Tuning in to the verb-particle construction in English. Adele E. Goldberg. to appear. In Léa Nash and Pollet Samvelian (eds.) Approaches to Complex Predicates: 

This work investigates English verb particle combinations (e.g., put on) and argues that item-specific and general information are needed and should be related within a default inheritance hierarchy. When verb particle combinations appear within verb phrases, a tripartite phrasal syntax is defended, whether or not the V and P are adjacent (e.g., She put on the wrong shoes; she put the wrong shoes on). The < V NP P > order is motivated as the default word order by explicitly relating a verb-particle construction to the caused-motion construction (e.g., she put the shoes on her feet). Well-known and independently needed processing considerations related to complement length, information status, and semantics motivate system-wide generalizations that can serve to override the default word order.   Lexical verb-particle combinations (e.g., a pickup truck; a showdown) and an idiomatic case, V-off are also briefly discussed as providing further evidence for the need for both item-specific and more general constructions.

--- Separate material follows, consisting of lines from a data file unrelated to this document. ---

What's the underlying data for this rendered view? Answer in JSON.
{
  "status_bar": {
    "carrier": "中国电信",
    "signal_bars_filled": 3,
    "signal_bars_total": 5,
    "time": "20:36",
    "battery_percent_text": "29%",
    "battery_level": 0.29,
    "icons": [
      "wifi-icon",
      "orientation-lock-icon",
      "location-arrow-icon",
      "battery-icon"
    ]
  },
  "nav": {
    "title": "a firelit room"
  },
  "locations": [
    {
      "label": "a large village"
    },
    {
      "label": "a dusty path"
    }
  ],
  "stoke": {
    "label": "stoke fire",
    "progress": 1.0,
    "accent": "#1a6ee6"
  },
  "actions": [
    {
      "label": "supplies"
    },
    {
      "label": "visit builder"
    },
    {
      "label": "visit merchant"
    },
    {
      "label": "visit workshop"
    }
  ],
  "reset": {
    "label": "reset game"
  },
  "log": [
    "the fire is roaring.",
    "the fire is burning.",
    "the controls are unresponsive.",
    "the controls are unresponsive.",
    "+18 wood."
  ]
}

Compositionality. Adele E. Goldberg. 2016. In N. Reimer (ed.) Routledge Handbook of Semantics. 419-430.

How do people glean meaning from language? A Principle of Compositionality is generally understood to entail that the meaning of every expression in a language must be a function of the meaning of its immediate constituents and the syntactic rule used to combine them. This paper explores perspectives that range from acceptance of the principle as a truism, to rejection of the principle as false. Controversy has arisen basedon the role of extra-constituent linguistic meaning (idioms; certain cases of paradigmatic morphology; constructional meanings; intonation), and context (e.g., metonymy; the resolution of ambiguity and vagueness).